Interface dataset entries:
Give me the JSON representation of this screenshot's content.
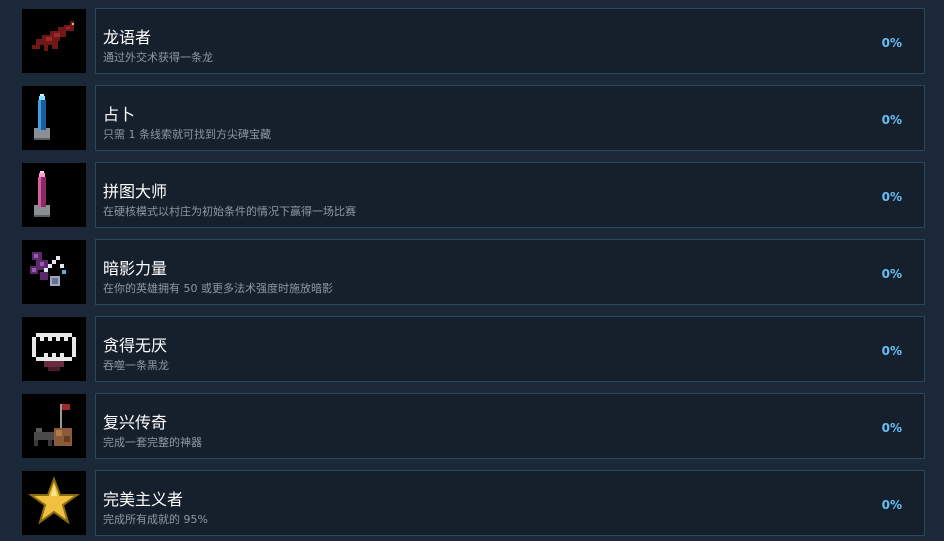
{
  "achievements": [
    {
      "title": "龙语者",
      "description": "通过外交术获得一条龙",
      "percent": "0%",
      "icon": "dragon-icon",
      "accent": "#7a1c1c"
    },
    {
      "title": "占卜",
      "description": "只需 1 条线索就可找到方尖碑宝藏",
      "percent": "0%",
      "icon": "blue-obelisk-icon",
      "accent": "#3fa0e0"
    },
    {
      "title": "拼图大师",
      "description": "在硬核模式以村庄为初始条件的情况下赢得一场比赛",
      "percent": "0%",
      "icon": "pink-obelisk-icon",
      "accent": "#d060a0"
    },
    {
      "title": "暗影力量",
      "description": "在你的英雄拥有 50 或更多法术强度时施放暗影",
      "percent": "0%",
      "icon": "shadow-magic-icon",
      "accent": "#8a4a9a"
    },
    {
      "title": "贪得无厌",
      "description": "吞噬一条黑龙",
      "percent": "0%",
      "icon": "devour-mouth-icon",
      "accent": "#e0e0e0"
    },
    {
      "title": "复兴传奇",
      "description": "完成一套完整的神器",
      "percent": "0%",
      "icon": "artifact-set-icon",
      "accent": "#8a5a3a"
    },
    {
      "title": "完美主义者",
      "description": "完成所有成就的 95%",
      "percent": "0%",
      "icon": "gold-star-icon",
      "accent": "#f0c040"
    }
  ]
}
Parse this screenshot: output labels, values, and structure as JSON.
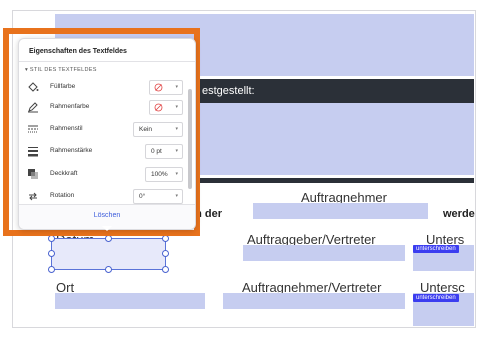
{
  "document": {
    "header_fragment": "estgestellt:",
    "contractor_label": "Auftragnehmer",
    "bold_left": "rgen der",
    "bold_right": "werde",
    "date_label": "Datum",
    "client_rep_label": "Auftraggeber/Vertreter",
    "sign_fragment_1": "Unters",
    "place_label": "Ort",
    "contractor_rep_label": "Auftragnehmer/Vertreter",
    "sign_fragment_2": "Untersc",
    "sign_badge": "unterschreiben"
  },
  "panel": {
    "title": "Eigenschaften des Textfeldes",
    "section": "STIL DES TEXTFELDES",
    "rows": [
      {
        "label": "Füllfarbe",
        "value": "",
        "icon": "paint-bucket-icon"
      },
      {
        "label": "Rahmenfarbe",
        "value": "",
        "icon": "pen-border-icon"
      },
      {
        "label": "Rahmenstil",
        "value": "Kein",
        "icon": "border-style-icon"
      },
      {
        "label": "Rahmenstärke",
        "value": "0 pt",
        "icon": "border-width-icon"
      },
      {
        "label": "Deckkraft",
        "value": "100%",
        "icon": "opacity-icon"
      },
      {
        "label": "Rotation",
        "value": "0°",
        "icon": "rotate-icon"
      }
    ],
    "delete_label": "Löschen"
  },
  "colors": {
    "accent_orange": "#e8721c",
    "field_blue": "#c6cdf0",
    "dark_bar": "#2b3038",
    "badge_blue": "#3b3df0",
    "link_blue": "#3b5bdb"
  }
}
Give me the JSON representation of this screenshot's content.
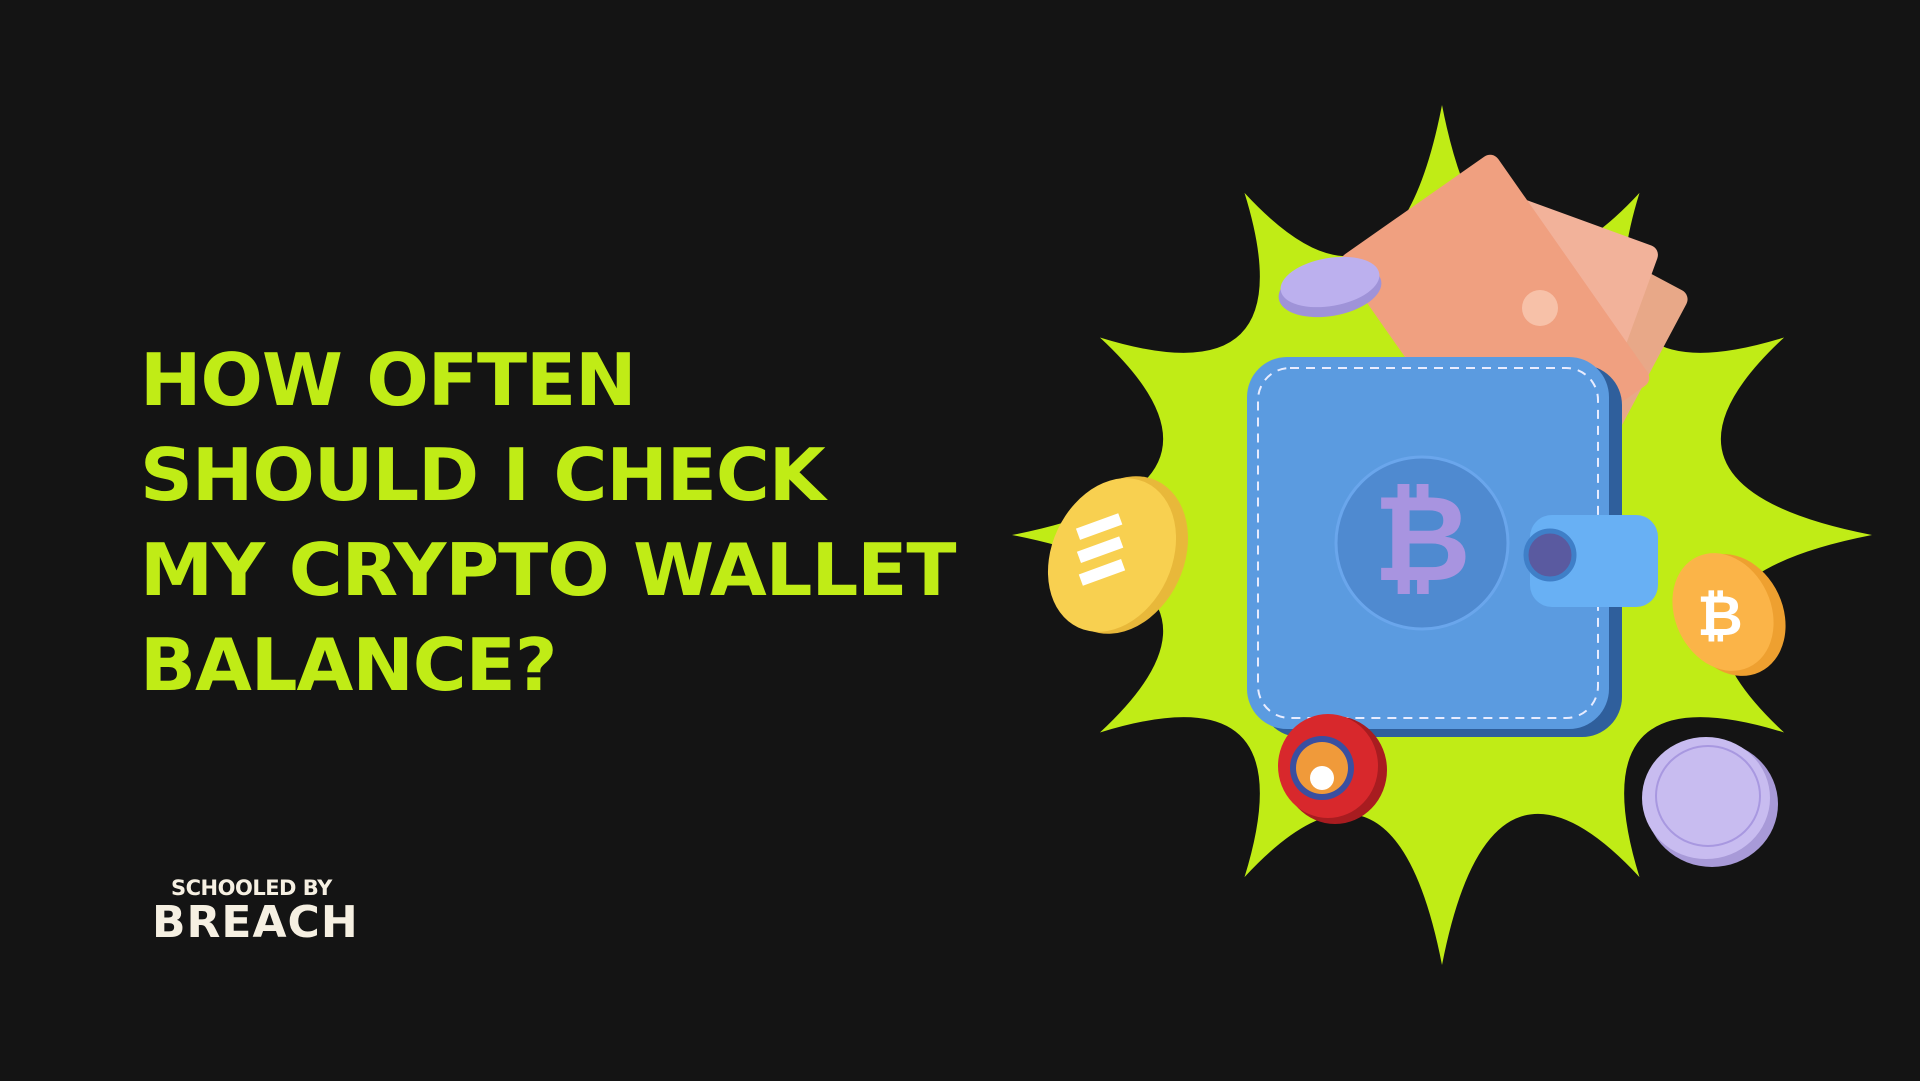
{
  "headline": {
    "lines": [
      "HOW OFTEN",
      "SHOULD I CHECK",
      "MY CRYPTO WALLET",
      "BALANCE?"
    ]
  },
  "logo": {
    "line1": "SCHOOLED BY",
    "line2": "BREACH"
  },
  "colors": {
    "background": "#141414",
    "accent": "#c0ec16",
    "logo_text": "#f6f0e2",
    "wallet": "#5b9be0",
    "bills": "#f0a080"
  },
  "illustration": {
    "icons": [
      "starburst",
      "wallet-icon",
      "bitcoin-icon",
      "cash-bills",
      "coin-gold",
      "coin-purple",
      "coin-bitcoin-orange",
      "coin-shiba-red",
      "coin-lavender"
    ]
  }
}
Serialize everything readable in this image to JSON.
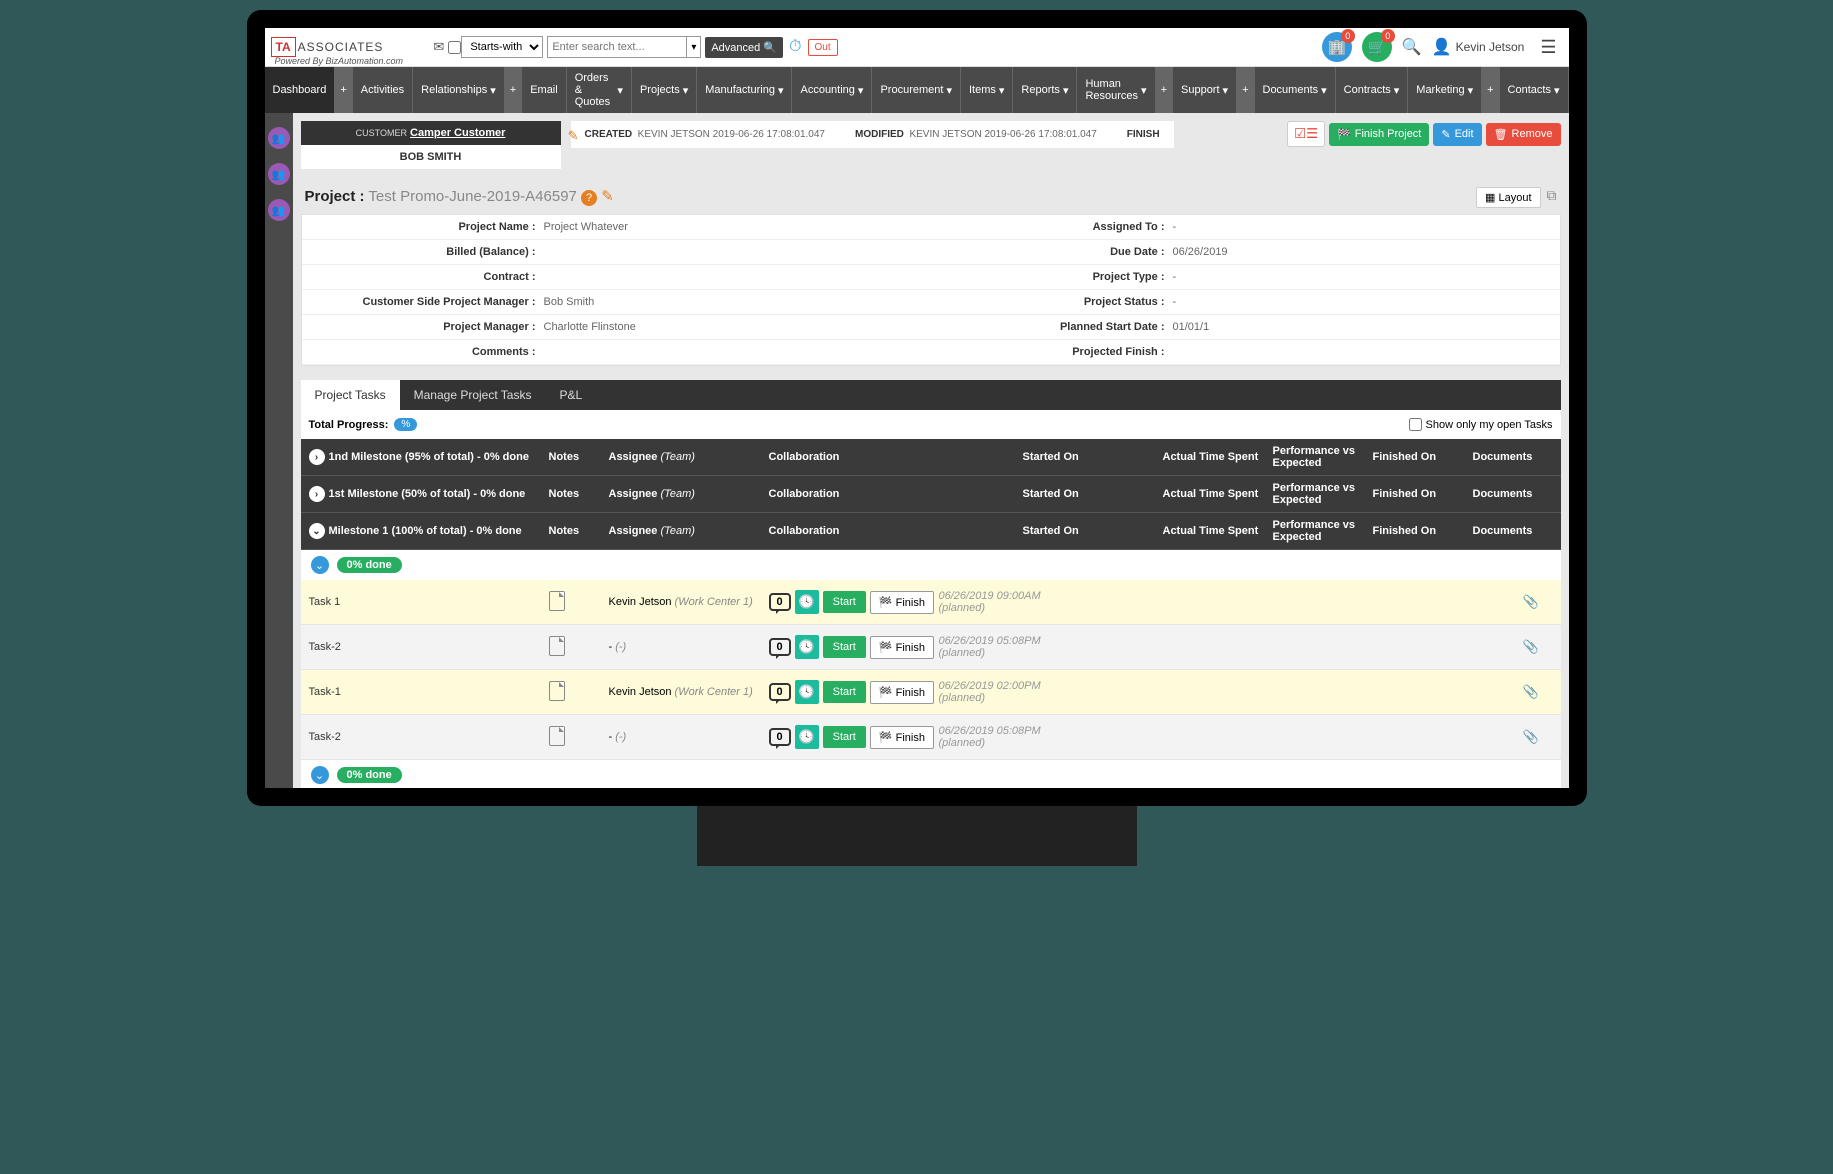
{
  "brand": {
    "mark": "TA",
    "name": "ASSOCIATES",
    "powered": "Powered By BizAutomation.com"
  },
  "search": {
    "mode": "Starts-with",
    "placeholder": "Enter search text...",
    "advanced": "Advanced",
    "out": "Out"
  },
  "toolbar": {
    "badge1": "0",
    "badge2": "0",
    "user": "Kevin Jetson"
  },
  "nav": [
    "Dashboard",
    "Activities",
    "Relationships",
    "Email",
    "Orders & Quotes",
    "Projects",
    "Manufacturing",
    "Accounting",
    "Procurement",
    "Items",
    "Reports",
    "Human Resources",
    "Support",
    "Documents",
    "Contracts",
    "Marketing",
    "Contacts"
  ],
  "customer": {
    "label": "CUSTOMER",
    "name": "Camper Customer",
    "contact": "BOB SMITH"
  },
  "meta": {
    "created_l": "CREATED",
    "created_v": "KEVIN JETSON 2019-06-26 17:08:01.047",
    "modified_l": "MODIFIED",
    "modified_v": "KEVIN JETSON 2019-06-26 17:08:01.047",
    "finish_l": "FINISH"
  },
  "actions": {
    "finish": "Finish Project",
    "edit": "Edit",
    "remove": "Remove"
  },
  "project": {
    "label": "Project :",
    "name": "Test Promo-June-2019-A46597",
    "layout": "Layout"
  },
  "details": [
    {
      "l1": "Project Name :",
      "v1": "Project Whatever",
      "l2": "Assigned To :",
      "v2": "-"
    },
    {
      "l1": "Billed (Balance) :",
      "v1": "",
      "l2": "Due Date :",
      "v2": "06/26/2019"
    },
    {
      "l1": "Contract :",
      "v1": "",
      "l2": "Project Type :",
      "v2": "-"
    },
    {
      "l1": "Customer Side Project Manager :",
      "v1": "Bob Smith",
      "l2": "Project Status :",
      "v2": "-"
    },
    {
      "l1": "Project Manager :",
      "v1": "Charlotte Flinstone",
      "l2": "Planned Start Date :",
      "v2": "01/01/1"
    },
    {
      "l1": "Comments :",
      "v1": "",
      "l2": "Projected Finish :",
      "v2": ""
    }
  ],
  "tabs": [
    "Project Tasks",
    "Manage Project Tasks",
    "P&L"
  ],
  "progress": {
    "label": "Total Progress:",
    "pct": "%",
    "openonly": "Show only my open Tasks"
  },
  "cols": {
    "notes": "Notes",
    "assign": "Assignee",
    "team": "(Team)",
    "collab": "Collaboration",
    "start": "Started On",
    "time": "Actual Time Spent",
    "perf": "Performance vs Expected",
    "fin": "Finished On",
    "doc": "Documents"
  },
  "milestones": [
    {
      "title": "1nd Milestone (95% of total) - 0% done",
      "open": false
    },
    {
      "title": "1st Milestone (50% of total) - 0% done",
      "open": false
    },
    {
      "title": "Milestone 1 (100% of total) - 0% done",
      "open": true
    }
  ],
  "donepill": "0% done",
  "tasks": [
    {
      "name": "Task 1",
      "assignee": "Kevin Jetson",
      "team": "(Work Center 1)",
      "msgs": "0",
      "start": "06/26/2019 09:00AM (planned)",
      "hl": true
    },
    {
      "name": "Task-2",
      "assignee": "-",
      "team": "(-)",
      "msgs": "0",
      "start": "06/26/2019 05:08PM (planned)",
      "hl": false
    },
    {
      "name": "Task-1",
      "assignee": "Kevin Jetson",
      "team": "(Work Center 1)",
      "msgs": "0",
      "start": "06/26/2019 02:00PM (planned)",
      "hl": true
    },
    {
      "name": "Task-2",
      "assignee": "-",
      "team": "(-)",
      "msgs": "0",
      "start": "06/26/2019 05:08PM (planned)",
      "hl": false
    }
  ],
  "taskbtns": {
    "start": "Start",
    "finish": "Finish"
  }
}
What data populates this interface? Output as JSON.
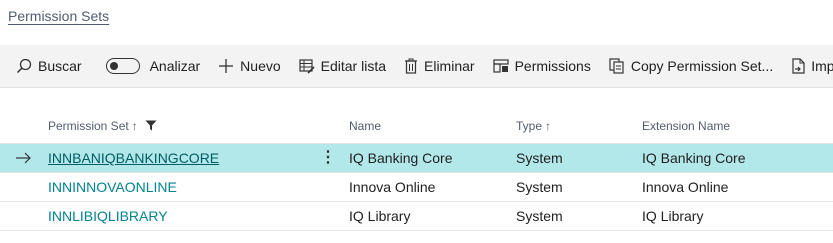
{
  "breadcrumb": {
    "label": "Permission Sets"
  },
  "actions": {
    "search": "Buscar",
    "analyze": "Analizar",
    "new": "Nuevo",
    "edit_list": "Editar lista",
    "delete": "Eliminar",
    "permissions": "Permissions",
    "copy": "Copy Permission Set...",
    "import": "Import P"
  },
  "columns": {
    "permission_set": "Permission Set",
    "name": "Name",
    "type": "Type",
    "extension_name": "Extension Name",
    "sort_indicator": "↑"
  },
  "rows": [
    {
      "permission_set": "INNBANIQBANKINGCORE",
      "name": "IQ Banking Core",
      "type": "System",
      "extension_name": "IQ Banking Core"
    },
    {
      "permission_set": "INNINNOVAONLINE",
      "name": "Innova Online",
      "type": "System",
      "extension_name": "Innova Online"
    },
    {
      "permission_set": "INNLIBIQLIBRARY",
      "name": "IQ Library",
      "type": "System",
      "extension_name": "IQ Library"
    }
  ],
  "colors": {
    "selected_row": "#b3e8ea",
    "link": "#00838f",
    "accent": "#005c63"
  }
}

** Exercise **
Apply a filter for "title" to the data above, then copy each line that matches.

** Exercise solution **
      "title": "龙语者",
      "title": "占卜",
      "title": "拼图大师",
      "title": "暗影力量",
      "title": "贪得无厌",
      "title": "复兴传奇",
      "title": "完美主义者",
    "title": "Eigenschaften des Textfeldes",
      "title": "1nd Milestone (95% of total) - 0% done",
      "title": "1st Milestone (50% of total) - 0% done",
      "title": "Milestone 1 (100% of total) - 0% done",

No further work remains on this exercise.